▶ [Activity]
Return each of the entries below precisely, with no pictures in the result.

Saved data entries:
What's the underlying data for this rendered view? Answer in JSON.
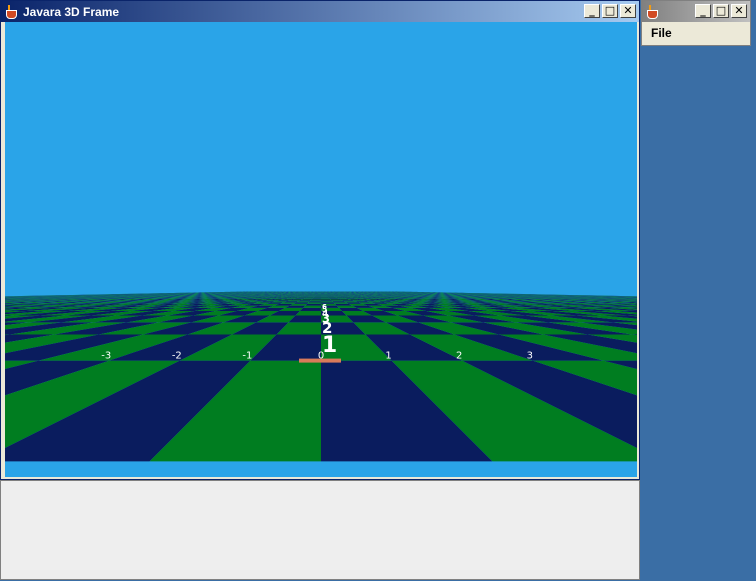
{
  "main_window": {
    "title": "Javara 3D Frame",
    "controls": {
      "minimize": "_",
      "maximize": "□",
      "close": "✕"
    }
  },
  "file_window": {
    "controls": {
      "minimize": "_",
      "maximize": "□",
      "close": "✕"
    },
    "menu": {
      "file": "File"
    }
  },
  "scene": {
    "sky_color": "#2aa4e8",
    "tile_color_a": "#007d20",
    "tile_color_b": "#0a1c5e",
    "marker_color": "#d97a5a",
    "x_axis_labels": [
      "-3",
      "-2",
      "-1",
      "0",
      "1",
      "2",
      "3"
    ],
    "z_axis_labels": [
      "1",
      "2",
      "3",
      "4",
      "5",
      "6"
    ]
  },
  "icons": [
    "java-cup-icon",
    "minimize-icon",
    "maximize-icon",
    "close-icon"
  ]
}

▶ [Output below]
What's the underlying data for this rendered view? Answer in JSON.
{
  "main_window": {
    "title": "Javara 3D Frame",
    "controls": {
      "minimize": "_",
      "maximize": "□",
      "close": "✕"
    }
  },
  "file_window": {
    "controls": {
      "minimize": "_",
      "maximize": "□",
      "close": "✕"
    },
    "menu": {
      "file": "File"
    }
  },
  "scene": {
    "sky_color": "#2aa4e8",
    "tile_color_a": "#007d20",
    "tile_color_b": "#0a1c5e",
    "marker_color": "#d97a5a",
    "x_axis_labels": [
      "-3",
      "-2",
      "-1",
      "0",
      "1",
      "2",
      "3"
    ],
    "z_axis_labels": [
      "1",
      "2",
      "3",
      "4",
      "5",
      "6"
    ]
  },
  "icons": [
    "java-cup-icon",
    "minimize-icon",
    "maximize-icon",
    "close-icon"
  ]
}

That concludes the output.